- **Task details**
All of the listing should be returned as written, apart from any picture in it.

- **Records for the exercise**
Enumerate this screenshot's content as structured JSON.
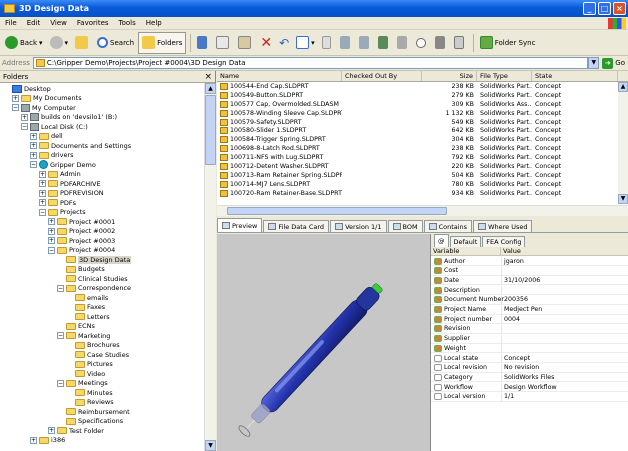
{
  "window": {
    "title": "3D Design Data"
  },
  "menu": [
    "File",
    "Edit",
    "View",
    "Favorites",
    "Tools",
    "Help"
  ],
  "toolbar": {
    "back": "Back",
    "search": "Search",
    "folders": "Folders",
    "folder_sync": "Folder Sync"
  },
  "address": {
    "label": "Address",
    "value": "C:\\Gripper Demo\\Projects\\Project #0004\\3D Design Data",
    "go": "Go"
  },
  "folders_pane": {
    "title": "Folders",
    "close": "×"
  },
  "tree": [
    {
      "label": "Desktop",
      "level": 0,
      "expander": "",
      "icon": "blue"
    },
    {
      "label": "My Documents",
      "level": 1,
      "expander": "+",
      "icon": "folder"
    },
    {
      "label": "My Computer",
      "level": 1,
      "expander": "−",
      "icon": "gray"
    },
    {
      "label": "builds on 'devsilo1' (B:)",
      "level": 2,
      "expander": "+",
      "icon": "gray"
    },
    {
      "label": "Local Disk (C:)",
      "level": 2,
      "expander": "−",
      "icon": "gray"
    },
    {
      "label": "dell",
      "level": 3,
      "expander": "+",
      "icon": "folder"
    },
    {
      "label": "Documents and Settings",
      "level": 3,
      "expander": "+",
      "icon": "folder"
    },
    {
      "label": "drivers",
      "level": 3,
      "expander": "+",
      "icon": "folder"
    },
    {
      "label": "Gripper Demo",
      "level": 3,
      "expander": "−",
      "icon": "vault"
    },
    {
      "label": "Admin",
      "level": 4,
      "expander": "+",
      "icon": "folder"
    },
    {
      "label": "PDFARCHIVE",
      "level": 4,
      "expander": "+",
      "icon": "folder"
    },
    {
      "label": "PDFREVISION",
      "level": 4,
      "expander": "+",
      "icon": "folder"
    },
    {
      "label": "PDFs",
      "level": 4,
      "expander": "+",
      "icon": "folder"
    },
    {
      "label": "Projects",
      "level": 4,
      "expander": "−",
      "icon": "folder"
    },
    {
      "label": "Project #0001",
      "level": 5,
      "expander": "+",
      "icon": "folder"
    },
    {
      "label": "Project #0002",
      "level": 5,
      "expander": "+",
      "icon": "folder"
    },
    {
      "label": "Project #0003",
      "level": 5,
      "expander": "+",
      "icon": "folder"
    },
    {
      "label": "Project #0004",
      "level": 5,
      "expander": "−",
      "icon": "folder"
    },
    {
      "label": "3D Design Data",
      "level": 6,
      "expander": "",
      "icon": "folder",
      "selected": true
    },
    {
      "label": "Budgets",
      "level": 6,
      "expander": "",
      "icon": "folder"
    },
    {
      "label": "Clinical Studies",
      "level": 6,
      "expander": "",
      "icon": "folder"
    },
    {
      "label": "Correspondence",
      "level": 6,
      "expander": "−",
      "icon": "folder"
    },
    {
      "label": "emails",
      "level": 7,
      "expander": "",
      "icon": "folder"
    },
    {
      "label": "Faxes",
      "level": 7,
      "expander": "",
      "icon": "folder"
    },
    {
      "label": "Letters",
      "level": 7,
      "expander": "",
      "icon": "folder"
    },
    {
      "label": "ECNs",
      "level": 6,
      "expander": "",
      "icon": "folder"
    },
    {
      "label": "Marketing",
      "level": 6,
      "expander": "−",
      "icon": "folder"
    },
    {
      "label": "Brochures",
      "level": 7,
      "expander": "",
      "icon": "folder"
    },
    {
      "label": "Case Studies",
      "level": 7,
      "expander": "",
      "icon": "folder"
    },
    {
      "label": "Pictures",
      "level": 7,
      "expander": "",
      "icon": "folder"
    },
    {
      "label": "Video",
      "level": 7,
      "expander": "",
      "icon": "folder"
    },
    {
      "label": "Meetings",
      "level": 6,
      "expander": "−",
      "icon": "folder"
    },
    {
      "label": "Minutes",
      "level": 7,
      "expander": "",
      "icon": "folder"
    },
    {
      "label": "Reviews",
      "level": 7,
      "expander": "",
      "icon": "folder"
    },
    {
      "label": "Reimbursement",
      "level": 6,
      "expander": "",
      "icon": "folder"
    },
    {
      "label": "Specifications",
      "level": 6,
      "expander": "",
      "icon": "folder"
    },
    {
      "label": "Test Folder",
      "level": 5,
      "expander": "+",
      "icon": "folder"
    },
    {
      "label": "i386",
      "level": 3,
      "expander": "+",
      "icon": "folder"
    }
  ],
  "file_list": {
    "headers": [
      "Name",
      "Checked Out By",
      "Size",
      "File Type",
      "State"
    ],
    "rows": [
      [
        "100544-End Cap.SLDPRT",
        "",
        "238 KB",
        "SolidWorks Part...",
        "Concept"
      ],
      [
        "100549-Button.SLDPRT",
        "",
        "279 KB",
        "SolidWorks Part...",
        "Concept"
      ],
      [
        "100577 Cap, Overmolded.SLDASM",
        "",
        "309 KB",
        "SolidWorks Ass...",
        "Concept"
      ],
      [
        "100578-Winding Sleeve Cap.SLDPRT",
        "",
        "1 132 KB",
        "SolidWorks Part...",
        "Concept"
      ],
      [
        "100579-Safety.SLDPRT",
        "",
        "549 KB",
        "SolidWorks Part...",
        "Concept"
      ],
      [
        "100580-Slider 1.SLDPRT",
        "",
        "642 KB",
        "SolidWorks Part...",
        "Concept"
      ],
      [
        "100584-Trigger Spring.SLDPRT",
        "",
        "304 KB",
        "SolidWorks Part...",
        "Concept"
      ],
      [
        "100698-8-Latch Rod.SLDPRT",
        "",
        "238 KB",
        "SolidWorks Part...",
        "Concept"
      ],
      [
        "100711-NFS with Lug.SLDPRT",
        "",
        "792 KB",
        "SolidWorks Part...",
        "Concept"
      ],
      [
        "100712-Detent Washer.SLDPRT",
        "",
        "220 KB",
        "SolidWorks Part...",
        "Concept"
      ],
      [
        "100713-Ram Retainer Spring.SLDPRT",
        "",
        "504 KB",
        "SolidWorks Part...",
        "Concept"
      ],
      [
        "100714-MJ7 Lens.SLDPRT",
        "",
        "780 KB",
        "SolidWorks Part...",
        "Concept"
      ],
      [
        "100720-Ram Retainer-Base.SLDPRT",
        "",
        "934 KB",
        "SolidWorks Part...",
        "Concept"
      ]
    ]
  },
  "tabs": [
    "Preview",
    "File Data Card",
    "Version 1/1",
    "BOM",
    "Contains",
    "Where Used"
  ],
  "properties": {
    "tabs": [
      "@",
      "Default",
      "FEA Config"
    ],
    "headers": [
      "Variable",
      "Value"
    ],
    "rows": [
      [
        "Author",
        "jgaron"
      ],
      [
        "Cost",
        ""
      ],
      [
        "Date",
        "31/10/2006"
      ],
      [
        "Description",
        ""
      ],
      [
        "Document Number",
        "200356"
      ],
      [
        "Project Name",
        "Medject Pen"
      ],
      [
        "Project number",
        "0004"
      ],
      [
        "Revision",
        ""
      ],
      [
        "Supplier",
        ""
      ],
      [
        "Weight",
        ""
      ],
      [
        "Local state",
        "Concept"
      ],
      [
        "Local revision",
        "No revision"
      ],
      [
        "Category",
        "SolidWorks Files"
      ],
      [
        "Workflow",
        "Design Workflow"
      ],
      [
        "Local version",
        "1/1"
      ]
    ]
  },
  "colors": {
    "titlebar": "#0a5bd8",
    "folder": "#f6d86a",
    "preview_bg": "#c7c7c7",
    "pen_body": "#2233aa"
  }
}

- **Task solution**
Enumerate this screenshot's content as structured JSON.
{
  "window": {
    "title": "3D Design Data"
  },
  "menu": [
    "File",
    "Edit",
    "View",
    "Favorites",
    "Tools",
    "Help"
  ],
  "toolbar": {
    "back": "Back",
    "search": "Search",
    "folders": "Folders",
    "folder_sync": "Folder Sync"
  },
  "address": {
    "label": "Address",
    "value": "C:\\Gripper Demo\\Projects\\Project #0004\\3D Design Data",
    "go": "Go"
  },
  "folders_pane": {
    "title": "Folders",
    "close": "×"
  },
  "tree": [
    {
      "label": "Desktop",
      "level": 0,
      "expander": "",
      "icon": "blue"
    },
    {
      "label": "My Documents",
      "level": 1,
      "expander": "+",
      "icon": "folder"
    },
    {
      "label": "My Computer",
      "level": 1,
      "expander": "−",
      "icon": "gray"
    },
    {
      "label": "builds on 'devsilo1' (B:)",
      "level": 2,
      "expander": "+",
      "icon": "gray"
    },
    {
      "label": "Local Disk (C:)",
      "level": 2,
      "expander": "−",
      "icon": "gray"
    },
    {
      "label": "dell",
      "level": 3,
      "expander": "+",
      "icon": "folder"
    },
    {
      "label": "Documents and Settings",
      "level": 3,
      "expander": "+",
      "icon": "folder"
    },
    {
      "label": "drivers",
      "level": 3,
      "expander": "+",
      "icon": "folder"
    },
    {
      "label": "Gripper Demo",
      "level": 3,
      "expander": "−",
      "icon": "vault"
    },
    {
      "label": "Admin",
      "level": 4,
      "expander": "+",
      "icon": "folder"
    },
    {
      "label": "PDFARCHIVE",
      "level": 4,
      "expander": "+",
      "icon": "folder"
    },
    {
      "label": "PDFREVISION",
      "level": 4,
      "expander": "+",
      "icon": "folder"
    },
    {
      "label": "PDFs",
      "level": 4,
      "expander": "+",
      "icon": "folder"
    },
    {
      "label": "Projects",
      "level": 4,
      "expander": "−",
      "icon": "folder"
    },
    {
      "label": "Project #0001",
      "level": 5,
      "expander": "+",
      "icon": "folder"
    },
    {
      "label": "Project #0002",
      "level": 5,
      "expander": "+",
      "icon": "folder"
    },
    {
      "label": "Project #0003",
      "level": 5,
      "expander": "+",
      "icon": "folder"
    },
    {
      "label": "Project #0004",
      "level": 5,
      "expander": "−",
      "icon": "folder"
    },
    {
      "label": "3D Design Data",
      "level": 6,
      "expander": "",
      "icon": "folder",
      "selected": true
    },
    {
      "label": "Budgets",
      "level": 6,
      "expander": "",
      "icon": "folder"
    },
    {
      "label": "Clinical Studies",
      "level": 6,
      "expander": "",
      "icon": "folder"
    },
    {
      "label": "Correspondence",
      "level": 6,
      "expander": "−",
      "icon": "folder"
    },
    {
      "label": "emails",
      "level": 7,
      "expander": "",
      "icon": "folder"
    },
    {
      "label": "Faxes",
      "level": 7,
      "expander": "",
      "icon": "folder"
    },
    {
      "label": "Letters",
      "level": 7,
      "expander": "",
      "icon": "folder"
    },
    {
      "label": "ECNs",
      "level": 6,
      "expander": "",
      "icon": "folder"
    },
    {
      "label": "Marketing",
      "level": 6,
      "expander": "−",
      "icon": "folder"
    },
    {
      "label": "Brochures",
      "level": 7,
      "expander": "",
      "icon": "folder"
    },
    {
      "label": "Case Studies",
      "level": 7,
      "expander": "",
      "icon": "folder"
    },
    {
      "label": "Pictures",
      "level": 7,
      "expander": "",
      "icon": "folder"
    },
    {
      "label": "Video",
      "level": 7,
      "expander": "",
      "icon": "folder"
    },
    {
      "label": "Meetings",
      "level": 6,
      "expander": "−",
      "icon": "folder"
    },
    {
      "label": "Minutes",
      "level": 7,
      "expander": "",
      "icon": "folder"
    },
    {
      "label": "Reviews",
      "level": 7,
      "expander": "",
      "icon": "folder"
    },
    {
      "label": "Reimbursement",
      "level": 6,
      "expander": "",
      "icon": "folder"
    },
    {
      "label": "Specifications",
      "level": 6,
      "expander": "",
      "icon": "folder"
    },
    {
      "label": "Test Folder",
      "level": 5,
      "expander": "+",
      "icon": "folder"
    },
    {
      "label": "i386",
      "level": 3,
      "expander": "+",
      "icon": "folder"
    }
  ],
  "file_list": {
    "headers": [
      "Name",
      "Checked Out By",
      "Size",
      "File Type",
      "State"
    ],
    "rows": [
      [
        "100544-End Cap.SLDPRT",
        "",
        "238 KB",
        "SolidWorks Part...",
        "Concept"
      ],
      [
        "100549-Button.SLDPRT",
        "",
        "279 KB",
        "SolidWorks Part...",
        "Concept"
      ],
      [
        "100577 Cap, Overmolded.SLDASM",
        "",
        "309 KB",
        "SolidWorks Ass...",
        "Concept"
      ],
      [
        "100578-Winding Sleeve Cap.SLDPRT",
        "",
        "1 132 KB",
        "SolidWorks Part...",
        "Concept"
      ],
      [
        "100579-Safety.SLDPRT",
        "",
        "549 KB",
        "SolidWorks Part...",
        "Concept"
      ],
      [
        "100580-Slider 1.SLDPRT",
        "",
        "642 KB",
        "SolidWorks Part...",
        "Concept"
      ],
      [
        "100584-Trigger Spring.SLDPRT",
        "",
        "304 KB",
        "SolidWorks Part...",
        "Concept"
      ],
      [
        "100698-8-Latch Rod.SLDPRT",
        "",
        "238 KB",
        "SolidWorks Part...",
        "Concept"
      ],
      [
        "100711-NFS with Lug.SLDPRT",
        "",
        "792 KB",
        "SolidWorks Part...",
        "Concept"
      ],
      [
        "100712-Detent Washer.SLDPRT",
        "",
        "220 KB",
        "SolidWorks Part...",
        "Concept"
      ],
      [
        "100713-Ram Retainer Spring.SLDPRT",
        "",
        "504 KB",
        "SolidWorks Part...",
        "Concept"
      ],
      [
        "100714-MJ7 Lens.SLDPRT",
        "",
        "780 KB",
        "SolidWorks Part...",
        "Concept"
      ],
      [
        "100720-Ram Retainer-Base.SLDPRT",
        "",
        "934 KB",
        "SolidWorks Part...",
        "Concept"
      ]
    ]
  },
  "tabs": [
    "Preview",
    "File Data Card",
    "Version 1/1",
    "BOM",
    "Contains",
    "Where Used"
  ],
  "properties": {
    "tabs": [
      "@",
      "Default",
      "FEA Config"
    ],
    "headers": [
      "Variable",
      "Value"
    ],
    "rows": [
      [
        "Author",
        "jgaron"
      ],
      [
        "Cost",
        ""
      ],
      [
        "Date",
        "31/10/2006"
      ],
      [
        "Description",
        ""
      ],
      [
        "Document Number",
        "200356"
      ],
      [
        "Project Name",
        "Medject Pen"
      ],
      [
        "Project number",
        "0004"
      ],
      [
        "Revision",
        ""
      ],
      [
        "Supplier",
        ""
      ],
      [
        "Weight",
        ""
      ],
      [
        "Local state",
        "Concept"
      ],
      [
        "Local revision",
        "No revision"
      ],
      [
        "Category",
        "SolidWorks Files"
      ],
      [
        "Workflow",
        "Design Workflow"
      ],
      [
        "Local version",
        "1/1"
      ]
    ]
  },
  "colors": {
    "titlebar": "#0a5bd8",
    "folder": "#f6d86a",
    "preview_bg": "#c7c7c7",
    "pen_body": "#2233aa"
  }
}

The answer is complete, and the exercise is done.